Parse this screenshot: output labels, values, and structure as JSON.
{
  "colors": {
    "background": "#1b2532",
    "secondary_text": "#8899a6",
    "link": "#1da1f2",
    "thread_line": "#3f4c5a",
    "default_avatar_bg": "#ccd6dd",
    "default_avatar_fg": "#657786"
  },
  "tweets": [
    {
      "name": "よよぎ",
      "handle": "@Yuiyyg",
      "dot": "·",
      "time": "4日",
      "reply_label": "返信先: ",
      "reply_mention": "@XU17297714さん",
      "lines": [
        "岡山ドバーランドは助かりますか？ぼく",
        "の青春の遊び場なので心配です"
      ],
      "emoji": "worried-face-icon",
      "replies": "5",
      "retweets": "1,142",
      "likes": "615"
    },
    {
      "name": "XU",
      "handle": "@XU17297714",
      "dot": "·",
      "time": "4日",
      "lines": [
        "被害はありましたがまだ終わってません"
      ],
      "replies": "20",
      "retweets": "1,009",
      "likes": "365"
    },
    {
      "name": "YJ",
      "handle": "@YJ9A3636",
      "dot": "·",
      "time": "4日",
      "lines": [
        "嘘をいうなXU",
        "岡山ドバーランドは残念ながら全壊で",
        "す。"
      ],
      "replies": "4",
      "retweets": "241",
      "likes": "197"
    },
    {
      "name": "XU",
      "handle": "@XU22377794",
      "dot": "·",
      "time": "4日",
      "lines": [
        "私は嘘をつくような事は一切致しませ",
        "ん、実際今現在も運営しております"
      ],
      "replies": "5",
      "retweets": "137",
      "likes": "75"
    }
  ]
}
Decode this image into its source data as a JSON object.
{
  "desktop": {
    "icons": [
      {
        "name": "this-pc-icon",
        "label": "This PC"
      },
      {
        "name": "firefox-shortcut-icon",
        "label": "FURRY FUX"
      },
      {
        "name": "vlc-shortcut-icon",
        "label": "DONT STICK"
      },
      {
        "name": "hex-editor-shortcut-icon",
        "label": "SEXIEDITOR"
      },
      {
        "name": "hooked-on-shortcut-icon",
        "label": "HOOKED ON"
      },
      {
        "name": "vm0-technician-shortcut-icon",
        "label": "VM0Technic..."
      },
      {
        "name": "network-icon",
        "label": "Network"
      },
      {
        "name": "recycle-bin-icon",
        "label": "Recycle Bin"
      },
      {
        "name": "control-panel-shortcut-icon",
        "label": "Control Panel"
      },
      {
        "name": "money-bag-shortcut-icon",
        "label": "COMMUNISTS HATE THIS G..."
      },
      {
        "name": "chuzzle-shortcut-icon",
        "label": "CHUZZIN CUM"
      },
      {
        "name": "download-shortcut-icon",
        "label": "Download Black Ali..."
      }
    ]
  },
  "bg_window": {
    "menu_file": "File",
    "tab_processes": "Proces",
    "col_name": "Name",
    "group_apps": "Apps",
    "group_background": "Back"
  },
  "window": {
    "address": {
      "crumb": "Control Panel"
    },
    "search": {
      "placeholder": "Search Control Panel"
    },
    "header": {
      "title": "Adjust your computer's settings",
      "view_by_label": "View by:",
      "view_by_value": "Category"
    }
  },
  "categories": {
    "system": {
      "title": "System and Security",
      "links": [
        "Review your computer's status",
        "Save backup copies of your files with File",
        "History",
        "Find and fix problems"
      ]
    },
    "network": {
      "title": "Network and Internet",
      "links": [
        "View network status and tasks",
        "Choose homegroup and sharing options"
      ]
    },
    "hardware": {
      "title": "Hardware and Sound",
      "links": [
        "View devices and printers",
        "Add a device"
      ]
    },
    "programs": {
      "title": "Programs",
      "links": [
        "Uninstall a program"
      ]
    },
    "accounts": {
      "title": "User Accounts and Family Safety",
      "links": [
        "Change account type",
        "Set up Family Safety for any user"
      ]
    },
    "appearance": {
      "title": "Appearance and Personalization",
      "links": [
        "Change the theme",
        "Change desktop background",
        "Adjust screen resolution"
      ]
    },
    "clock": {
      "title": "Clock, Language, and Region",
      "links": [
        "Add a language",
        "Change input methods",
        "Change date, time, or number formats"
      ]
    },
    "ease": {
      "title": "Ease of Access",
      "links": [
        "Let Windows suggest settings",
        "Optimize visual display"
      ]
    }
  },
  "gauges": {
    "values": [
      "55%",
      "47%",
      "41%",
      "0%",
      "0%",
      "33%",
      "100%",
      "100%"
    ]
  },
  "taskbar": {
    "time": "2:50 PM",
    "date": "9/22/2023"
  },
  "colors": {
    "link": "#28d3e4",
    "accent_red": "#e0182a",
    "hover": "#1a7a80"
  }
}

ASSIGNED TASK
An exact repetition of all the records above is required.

OUTPUT BELOW
Parse this screenshot: output labels, values, and structure as JSON.
{
  "colors": {
    "background": "#1b2532",
    "secondary_text": "#8899a6",
    "link": "#1da1f2",
    "thread_line": "#3f4c5a",
    "default_avatar_bg": "#ccd6dd",
    "default_avatar_fg": "#657786"
  },
  "tweets": [
    {
      "name": "よよぎ",
      "handle": "@Yuiyyg",
      "dot": "·",
      "time": "4日",
      "reply_label": "返信先: ",
      "reply_mention": "@XU17297714さん",
      "lines": [
        "岡山ドバーランドは助かりますか？ぼく",
        "の青春の遊び場なので心配です"
      ],
      "emoji": "worried-face-icon",
      "replies": "5",
      "retweets": "1,142",
      "likes": "615"
    },
    {
      "name": "XU",
      "handle": "@XU17297714",
      "dot": "·",
      "time": "4日",
      "lines": [
        "被害はありましたがまだ終わってません"
      ],
      "replies": "20",
      "retweets": "1,009",
      "likes": "365"
    },
    {
      "name": "YJ",
      "handle": "@YJ9A3636",
      "dot": "·",
      "time": "4日",
      "lines": [
        "嘘をいうなXU",
        "岡山ドバーランドは残念ながら全壊で",
        "す。"
      ],
      "replies": "4",
      "retweets": "241",
      "likes": "197"
    },
    {
      "name": "XU",
      "handle": "@XU22377794",
      "dot": "·",
      "time": "4日",
      "lines": [
        "私は嘘をつくような事は一切致しませ",
        "ん、実際今現在も運営しております"
      ],
      "replies": "5",
      "retweets": "137",
      "likes": "75"
    }
  ]
}
Decode this image into its source data as a JSON object.
{
  "desktop": {
    "icons": [
      {
        "name": "this-pc-icon",
        "label": "This PC"
      },
      {
        "name": "firefox-shortcut-icon",
        "label": "FURRY FUX"
      },
      {
        "name": "vlc-shortcut-icon",
        "label": "DONT STICK"
      },
      {
        "name": "hex-editor-shortcut-icon",
        "label": "SEXIEDITOR"
      },
      {
        "name": "hooked-on-shortcut-icon",
        "label": "HOOKED ON"
      },
      {
        "name": "vm0-technician-shortcut-icon",
        "label": "VM0Technic..."
      },
      {
        "name": "network-icon",
        "label": "Network"
      },
      {
        "name": "recycle-bin-icon",
        "label": "Recycle Bin"
      },
      {
        "name": "control-panel-shortcut-icon",
        "label": "Control Panel"
      },
      {
        "name": "money-bag-shortcut-icon",
        "label": "COMMUNISTS HATE THIS G..."
      },
      {
        "name": "chuzzle-shortcut-icon",
        "label": "CHUZZIN CUM"
      },
      {
        "name": "download-shortcut-icon",
        "label": "Download Black Ali..."
      }
    ]
  },
  "bg_window": {
    "menu_file": "File",
    "tab_processes": "Proces",
    "col_name": "Name",
    "group_apps": "Apps",
    "group_background": "Back"
  },
  "window": {
    "address": {
      "crumb": "Control Panel"
    },
    "search": {
      "placeholder": "Search Control Panel"
    },
    "header": {
      "title": "Adjust your computer's settings",
      "view_by_label": "View by:",
      "view_by_value": "Category"
    }
  },
  "categories": {
    "system": {
      "title": "System and Security",
      "links": [
        "Review your computer's status",
        "Save backup copies of your files with File",
        "History",
        "Find and fix problems"
      ]
    },
    "network": {
      "title": "Network and Internet",
      "links": [
        "View network status and tasks",
        "Choose homegroup and sharing options"
      ]
    },
    "hardware": {
      "title": "Hardware and Sound",
      "links": [
        "View devices and printers",
        "Add a device"
      ]
    },
    "programs": {
      "title": "Programs",
      "links": [
        "Uninstall a program"
      ]
    },
    "accounts": {
      "title": "User Accounts and Family Safety",
      "links": [
        "Change account type",
        "Set up Family Safety for any user"
      ]
    },
    "appearance": {
      "title": "Appearance and Personalization",
      "links": [
        "Change the theme",
        "Change desktop background",
        "Adjust screen resolution"
      ]
    },
    "clock": {
      "title": "Clock, Language, and Region",
      "links": [
        "Add a language",
        "Change input methods",
        "Change date, time, or number formats"
      ]
    },
    "ease": {
      "title": "Ease of Access",
      "links": [
        "Let Windows suggest settings",
        "Optimize visual display"
      ]
    }
  },
  "gauges": {
    "values": [
      "55%",
      "47%",
      "41%",
      "0%",
      "0%",
      "33%",
      "100%",
      "100%"
    ]
  },
  "taskbar": {
    "time": "2:50 PM",
    "date": "9/22/2023"
  },
  "colors": {
    "link": "#28d3e4",
    "accent_red": "#e0182a",
    "hover": "#1a7a80"
  }
}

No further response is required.